Cooking Like A Mexican

This week's recipe: Capirotada
BY: ALEJANDRA SARACHAGA

Starting last February 10, which was Ashes Wednesday, through March 20, Lent is to be observed in Mexico by most Catholic groups. And, it is now a tradition in Mexico either if you are observant or not. In Spanish it the word for lent “Cuaresma”.

miercolesdeceniza.jpgFor many people this period is the perfect time for them to consider the importance of charity and it should comprise fasting, penitence, and prayer. Mexicans, I have to say are much more orientated to de penitent and pray than they are oriented to charity. But we are very family care orientated. We take care of our parents and relatives when they come to be old. We bring them to our homes to live with us and with our children sometimes even if it is necessary or not. For us, sending them to an old folks home is almost always out of the question. If they don’t live with us, then we support them with anything they need.

Lent is a solemn observance in the liturgical year of many Christian denominations, lasting for a period of approximately six weeks leading up to Easter Sunday.
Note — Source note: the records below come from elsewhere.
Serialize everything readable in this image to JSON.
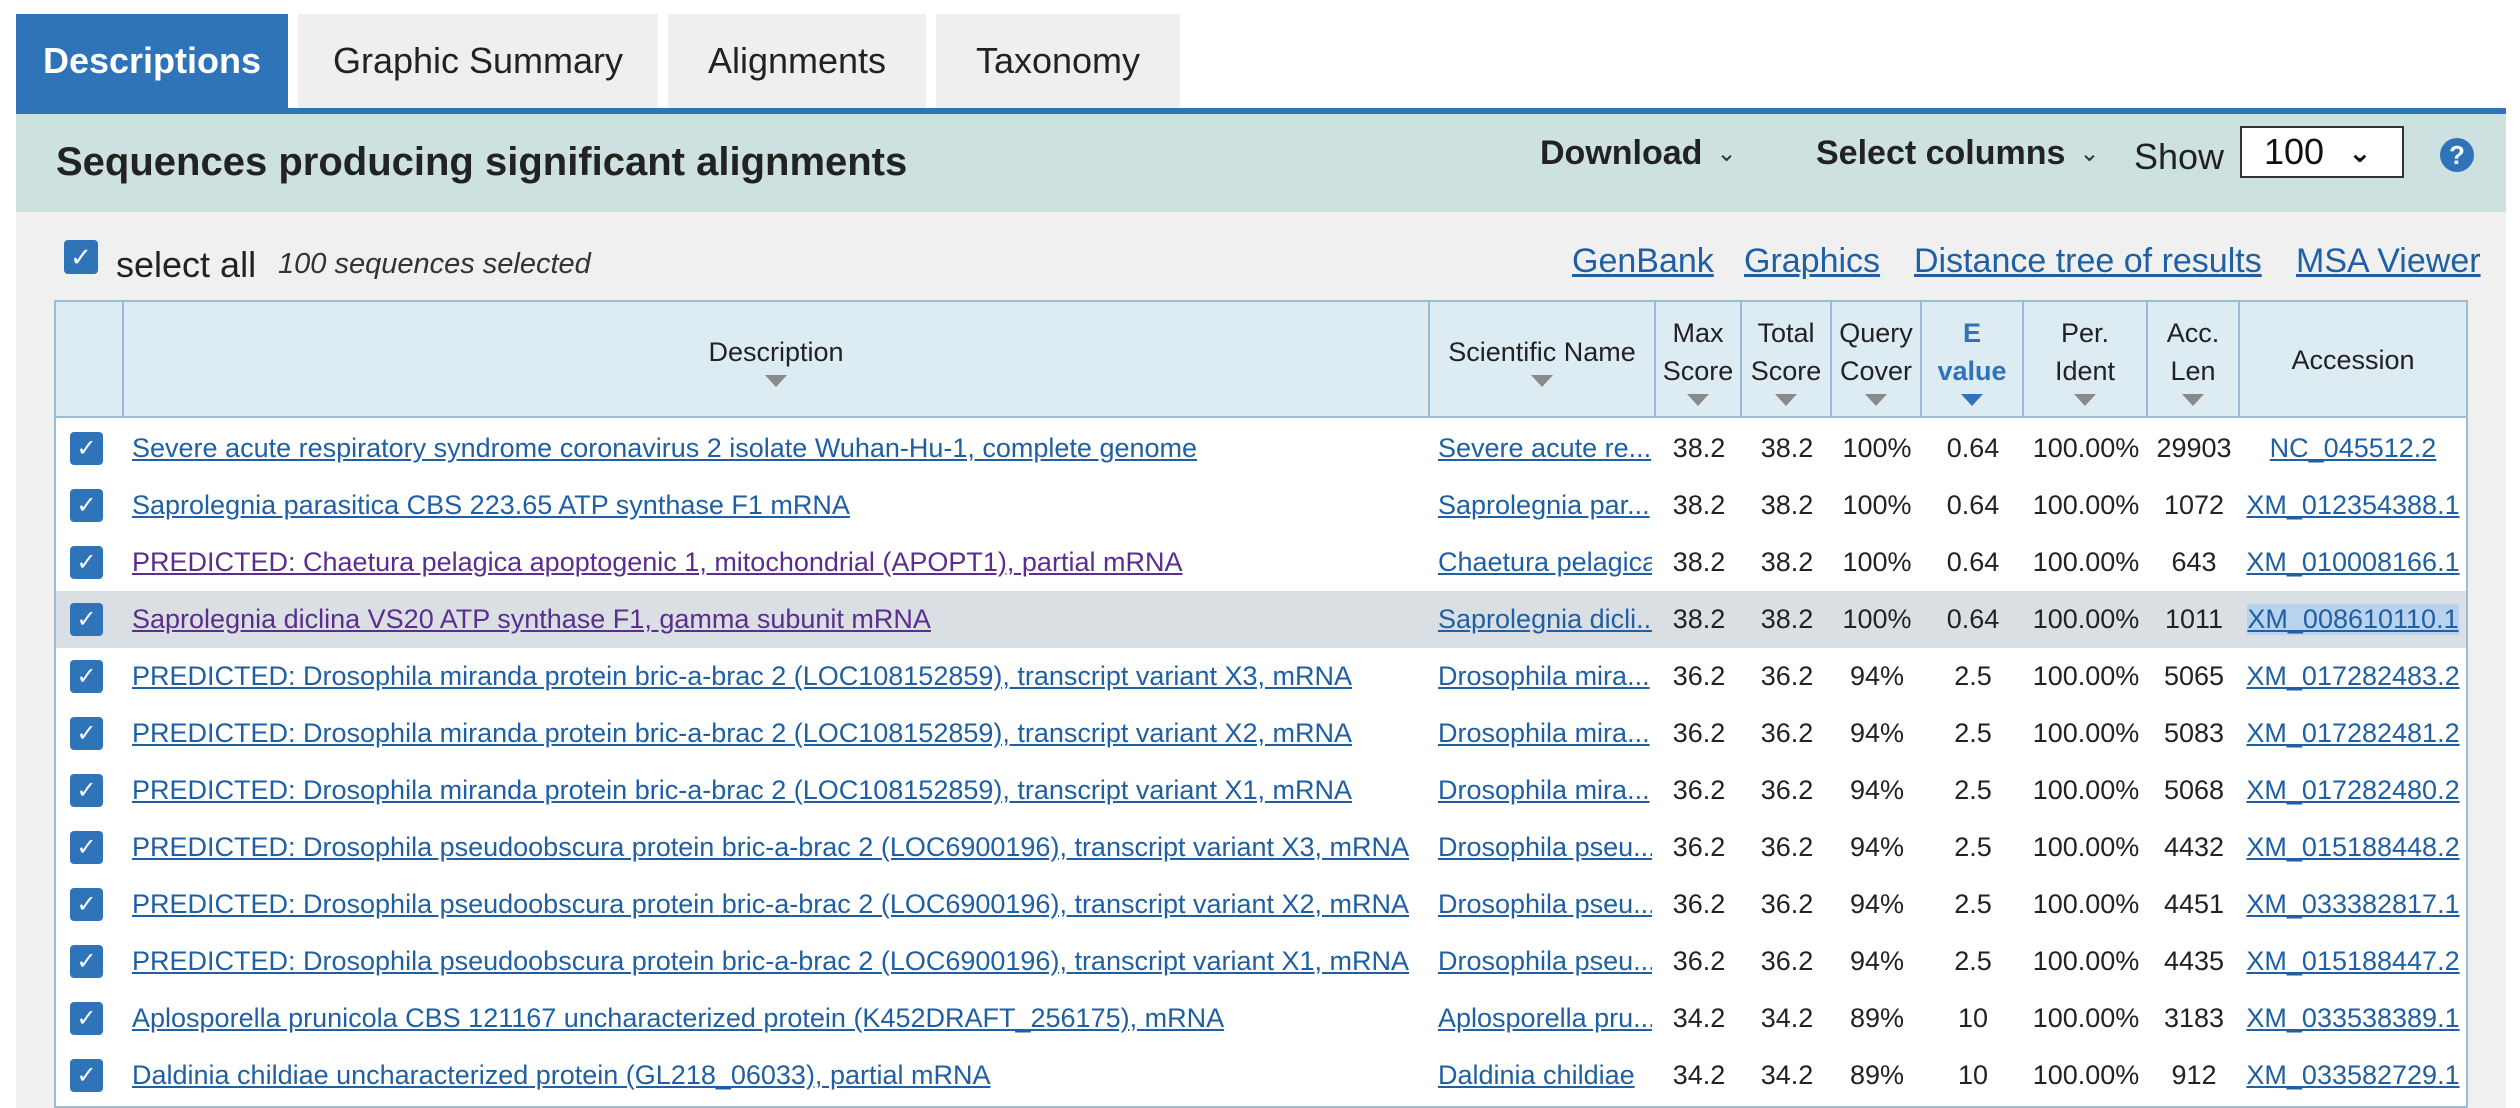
{
  "tabs": [
    {
      "label": "Descriptions",
      "active": true
    },
    {
      "label": "Graphic Summary",
      "active": false
    },
    {
      "label": "Alignments",
      "active": false
    },
    {
      "label": "Taxonomy",
      "active": false
    }
  ],
  "header": {
    "title": "Sequences producing significant alignments",
    "download_label": "Download",
    "select_columns_label": "Select columns",
    "show_label": "Show",
    "show_value": "100",
    "help": "?"
  },
  "selection": {
    "select_all_label": "select all",
    "selected_count_text": "100 sequences selected"
  },
  "top_links": [
    "GenBank",
    "Graphics",
    "Distance tree of results",
    "MSA Viewer"
  ],
  "columns": {
    "description": "Description",
    "scientific_name": "Scientific Name",
    "max_score": [
      "Max",
      "Score"
    ],
    "total_score": [
      "Total",
      "Score"
    ],
    "query_cover": [
      "Query",
      "Cover"
    ],
    "e_value": [
      "E",
      "value"
    ],
    "per_ident": [
      "Per.",
      "Ident"
    ],
    "acc_len": [
      "Acc.",
      "Len"
    ],
    "accession": "Accession"
  },
  "rows": [
    {
      "description": "Severe acute respiratory syndrome coronavirus 2 isolate Wuhan-Hu-1, complete genome",
      "scientific_name": "Severe acute re...",
      "max_score": "38.2",
      "total_score": "38.2",
      "query_cover": "100%",
      "e_value": "0.64",
      "per_ident": "100.00%",
      "acc_len": "29903",
      "accession": "NC_045512.2"
    },
    {
      "description": "Saprolegnia parasitica CBS 223.65 ATP synthase F1 mRNA",
      "scientific_name": "Saprolegnia par...",
      "max_score": "38.2",
      "total_score": "38.2",
      "query_cover": "100%",
      "e_value": "0.64",
      "per_ident": "100.00%",
      "acc_len": "1072",
      "accession": "XM_012354388.1"
    },
    {
      "description": "PREDICTED: Chaetura pelagica apoptogenic 1, mitochondrial (APOPT1), partial mRNA",
      "scientific_name": "Chaetura pelagica",
      "max_score": "38.2",
      "total_score": "38.2",
      "query_cover": "100%",
      "e_value": "0.64",
      "per_ident": "100.00%",
      "acc_len": "643",
      "accession": "XM_010008166.1"
    },
    {
      "description": "Saprolegnia diclina VS20 ATP synthase F1, gamma subunit mRNA",
      "scientific_name": "Saprolegnia dicli...",
      "max_score": "38.2",
      "total_score": "38.2",
      "query_cover": "100%",
      "e_value": "0.64",
      "per_ident": "100.00%",
      "acc_len": "1011",
      "accession": "XM_008610110.1"
    },
    {
      "description": "PREDICTED: Drosophila miranda protein bric-a-brac 2 (LOC108152859), transcript variant X3, mRNA",
      "scientific_name": "Drosophila mira...",
      "max_score": "36.2",
      "total_score": "36.2",
      "query_cover": "94%",
      "e_value": "2.5",
      "per_ident": "100.00%",
      "acc_len": "5065",
      "accession": "XM_017282483.2"
    },
    {
      "description": "PREDICTED: Drosophila miranda protein bric-a-brac 2 (LOC108152859), transcript variant X2, mRNA",
      "scientific_name": "Drosophila mira...",
      "max_score": "36.2",
      "total_score": "36.2",
      "query_cover": "94%",
      "e_value": "2.5",
      "per_ident": "100.00%",
      "acc_len": "5083",
      "accession": "XM_017282481.2"
    },
    {
      "description": "PREDICTED: Drosophila miranda protein bric-a-brac 2 (LOC108152859), transcript variant X1, mRNA",
      "scientific_name": "Drosophila mira...",
      "max_score": "36.2",
      "total_score": "36.2",
      "query_cover": "94%",
      "e_value": "2.5",
      "per_ident": "100.00%",
      "acc_len": "5068",
      "accession": "XM_017282480.2"
    },
    {
      "description": "PREDICTED: Drosophila pseudoobscura protein bric-a-brac 2 (LOC6900196), transcript variant X3, mRNA",
      "scientific_name": "Drosophila pseu...",
      "max_score": "36.2",
      "total_score": "36.2",
      "query_cover": "94%",
      "e_value": "2.5",
      "per_ident": "100.00%",
      "acc_len": "4432",
      "accession": "XM_015188448.2"
    },
    {
      "description": "PREDICTED: Drosophila pseudoobscura protein bric-a-brac 2 (LOC6900196), transcript variant X2, mRNA",
      "scientific_name": "Drosophila pseu...",
      "max_score": "36.2",
      "total_score": "36.2",
      "query_cover": "94%",
      "e_value": "2.5",
      "per_ident": "100.00%",
      "acc_len": "4451",
      "accession": "XM_033382817.1"
    },
    {
      "description": "PREDICTED: Drosophila pseudoobscura protein bric-a-brac 2 (LOC6900196), transcript variant X1, mRNA",
      "scientific_name": "Drosophila pseu...",
      "max_score": "36.2",
      "total_score": "36.2",
      "query_cover": "94%",
      "e_value": "2.5",
      "per_ident": "100.00%",
      "acc_len": "4435",
      "accession": "XM_015188447.2"
    },
    {
      "description": "Aplosporella prunicola CBS 121167 uncharacterized protein (K452DRAFT_256175), mRNA",
      "scientific_name": "Aplosporella pru...",
      "max_score": "34.2",
      "total_score": "34.2",
      "query_cover": "89%",
      "e_value": "10",
      "per_ident": "100.00%",
      "acc_len": "3183",
      "accession": "XM_033538389.1"
    },
    {
      "description": "Daldinia childiae uncharacterized protein (GL218_06033), partial mRNA",
      "scientific_name": "Daldinia childiae",
      "max_score": "34.2",
      "total_score": "34.2",
      "query_cover": "89%",
      "e_value": "10",
      "per_ident": "100.00%",
      "acc_len": "912",
      "accession": "XM_033582729.1"
    }
  ],
  "colors": {
    "accent": "#2f74b9",
    "header_band": "#cde2e0",
    "link": "#1f5fa3",
    "visited_link": "#5b2d8e",
    "highlight_row": "#d9dfe3"
  }
}
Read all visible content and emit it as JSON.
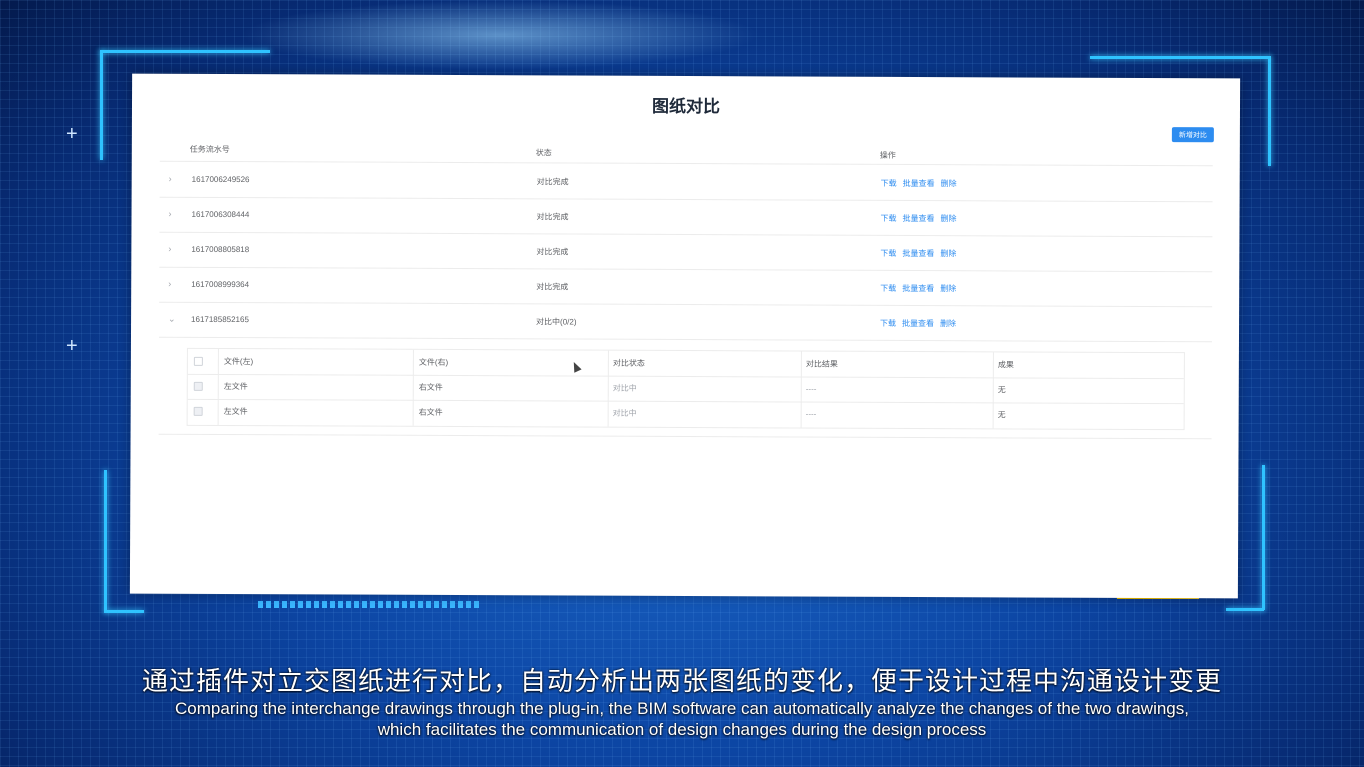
{
  "panel": {
    "title": "图纸对比",
    "new_button": "新增对比",
    "columns": {
      "serial": "任务流水号",
      "status": "状态",
      "actions": "操作"
    },
    "action_labels": {
      "download": "下载",
      "batch_view": "批量查看",
      "delete": "删除"
    },
    "rows": [
      {
        "id": "1617006249526",
        "status": "对比完成",
        "expanded": false
      },
      {
        "id": "1617006308444",
        "status": "对比完成",
        "expanded": false
      },
      {
        "id": "1617008805818",
        "status": "对比完成",
        "expanded": false
      },
      {
        "id": "1617008999364",
        "status": "对比完成",
        "expanded": false
      },
      {
        "id": "1617185852165",
        "status": "对比中(0/2)",
        "expanded": true
      }
    ],
    "sub_table": {
      "columns": {
        "left": "文件(左)",
        "right": "文件(右)",
        "state": "对比状态",
        "result": "对比结果",
        "output": "成果"
      },
      "rows": [
        {
          "left": "左文件",
          "right": "右文件",
          "state": "对比中",
          "result": "----",
          "output": "无"
        },
        {
          "left": "左文件",
          "right": "右文件",
          "state": "对比中",
          "result": "----",
          "output": "无"
        }
      ]
    }
  },
  "subtitles": {
    "zh": "通过插件对立交图纸进行对比，自动分析出两张图纸的变化，便于设计过程中沟通设计变更",
    "en_line1": "Comparing the interchange drawings through the plug-in, the BIM software can automatically analyze the changes of the two drawings,",
    "en_line2": "which facilitates the communication of design changes during the design process"
  },
  "colors": {
    "accent": "#2d8cf0",
    "frame": "#2fc3ff",
    "highlight": "#f5c400"
  }
}
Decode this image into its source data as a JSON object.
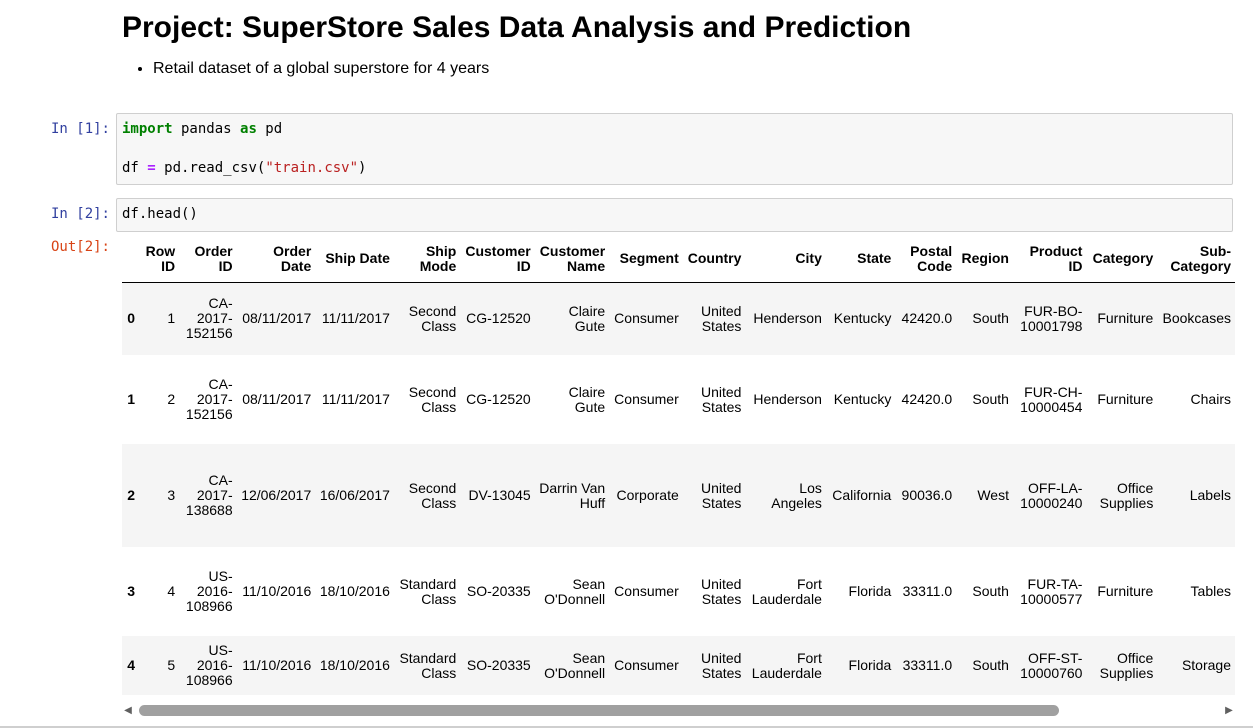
{
  "notebook": {
    "title": "Project: SuperStore Sales Data Analysis and Prediction",
    "bullet": "Retail dataset of a global superstore for 4 years"
  },
  "cells": {
    "in1_prompt": "In [1]:",
    "in1_line1": {
      "kw1": "import",
      "a": " pandas ",
      "kw2": "as",
      "b": " pd"
    },
    "in1_line2": {
      "a": "df ",
      "op": "=",
      "b": " pd.read_csv(",
      "str": "\"train.csv\"",
      "c": ")"
    },
    "in2_prompt": "In [2]:",
    "in2_code": "df.head()",
    "out2_prompt": "Out[2]:"
  },
  "table": {
    "columns": [
      "",
      "Row ID",
      "Order ID",
      "Order Date",
      "Ship Date",
      "Ship Mode",
      "Customer ID",
      "Customer Name",
      "Segment",
      "Country",
      "City",
      "State",
      "Postal Code",
      "Region",
      "Product ID",
      "Category",
      "Sub-Category"
    ],
    "rows": [
      [
        "0",
        "1",
        "CA-2017-152156",
        "08/11/2017",
        "11/11/2017",
        "Second Class",
        "CG-12520",
        "Claire Gute",
        "Consumer",
        "United States",
        "Henderson",
        "Kentucky",
        "42420.0",
        "South",
        "FUR-BO-10001798",
        "Furniture",
        "Bookcases"
      ],
      [
        "1",
        "2",
        "CA-2017-152156",
        "08/11/2017",
        "11/11/2017",
        "Second Class",
        "CG-12520",
        "Claire Gute",
        "Consumer",
        "United States",
        "Henderson",
        "Kentucky",
        "42420.0",
        "South",
        "FUR-CH-10000454",
        "Furniture",
        "Chairs"
      ],
      [
        "2",
        "3",
        "CA-2017-138688",
        "12/06/2017",
        "16/06/2017",
        "Second Class",
        "DV-13045",
        "Darrin Van Huff",
        "Corporate",
        "United States",
        "Los Angeles",
        "California",
        "90036.0",
        "West",
        "OFF-LA-10000240",
        "Office Supplies",
        "Labels"
      ],
      [
        "3",
        "4",
        "US-2016-108966",
        "11/10/2016",
        "18/10/2016",
        "Standard Class",
        "SO-20335",
        "Sean O'Donnell",
        "Consumer",
        "United States",
        "Fort Lauderdale",
        "Florida",
        "33311.0",
        "South",
        "FUR-TA-10000577",
        "Furniture",
        "Tables"
      ],
      [
        "4",
        "5",
        "US-2016-108966",
        "11/10/2016",
        "18/10/2016",
        "Standard Class",
        "SO-20335",
        "Sean O'Donnell",
        "Consumer",
        "United States",
        "Fort Lauderdale",
        "Florida",
        "33311.0",
        "South",
        "OFF-ST-10000760",
        "Office Supplies",
        "Storage"
      ]
    ]
  },
  "scrollbar": {
    "left_arrow": "◀",
    "right_arrow": "▶"
  }
}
Lent is taken to run from Ash Wednesday to Maundy Thursday (Holy Thursday) morning or to Easter Eve. In the Catholic church, Lent lasts until Holy Thursday, while other denominations run it until Easter Eve.

The traditional purpose of Lent is the preparation of the believer through prayer, penance, repentance, almsgiving and self-denial. Its institutional purpose is heightened in the annual commemoration of Holy Week which is very traditional in Mexico.

This event, along with its pious customs, is observed by Catholics, Lutherans, Methodists, Presbyterians and Anglicans. For Mexicans this time brought the tradition of eating no meat on Fridays, and so popularized recipes of veggie dishes, seafood, and fish.

But there is one dish that is mandatory during this time of  Cuaresma. It is the Capirotada

Pronounced: kä-p–-rô-tä-thä, formally known as “Capirotada de vigilia”, is a traditional Mexican dish similar to a bread pudding.

There are various preparations of the dish, but it is generally composed of toasted bolillo, (which is like the French baguette) and soaked in a mulled syrup made of the following: whole cane sugar, which is known as piloncillo; clove and cinnamon sticks. Some of the typical ingredients include nuts, seeds, and dried, (and sometimes fresh), fruits, among these are: apples, dates, raisins, apricots, peanuts, pecans, almonds, pine nuts, and walnuts. In addition, aged cheese is added, which might explain why some people’s recipes call for milk. Many capirotada recipes do not include any meat. Other recipes include meat as a layer. The ingredients are largely the same as those used during the 1640s to make breads and cake. These ingredients and recipes have been recorded by the Holy Office of the Inquisition and saved to this day in the archives.

The basic ingredients carry a rich symbolism to the Passion of the Christ, and the dish is viewed by many Mexican and Mexican-American families as a reminder of the suffering of Christ on Good Friday. The bread is for the Body of Christ, the syrup is his blood, the raisins are the nails of the cross, and the whole cinnamon sticks are the wood of the cross. The melted cheese stands for the Holy Shroud.

During my research I discovered that there are as usual in Mexican food, at least ten different types of this dish depending on the region and several cooking methods as well.

6 or 8 eggs separated

1/2 teaspoon salt

2 cups vegetable oil

32 slices of French toast bread cut in one inch slices

For the syrup

10 cups of water

6 cones of piloncillo or 4 cups of brown sugar.

4 cinnamon sticks

10 cloves

1 tablespoon anise seeds wrapped in gauze

Rum to taste

For garnishing

1 cup raisins

1 cup lightly toasted peanuts in the oven

1 cup almonds, blanched and lightly toasted in the oven

1 1/ 2 cup cheese, grated

Preparation

To prepare the bread, whisk the egg whites with a pinch of salt until peaks form. Then add the egg yolks and stir gently. Heat oil in a pan. Dip the bread slices in the egg mixture and, when the oil is hot, fry them in the pan. The bread should be golden on both sides. Drain on paper towels to remove excess fat.

To prepare the syrup place the water in a large pot and add the piloncillo, cinnamon, cloves and anise. Stir well and let simmer until piloncillos fall apart and make a thick syrup, for about 45 minutes. Add Rum. Let cool.

To serve, you place a layer of fried bread in a large bowl.  Pour a drizzle of syrup on the bread and then place the raisins, peanuts and almonds on top. Next, cover with another layer of bread and syrup, raisins, peanuts and almonds again. To finish, sprinkle grated cheese on top and serve immediately.

Makes eight to 12 servings.

Alejandra.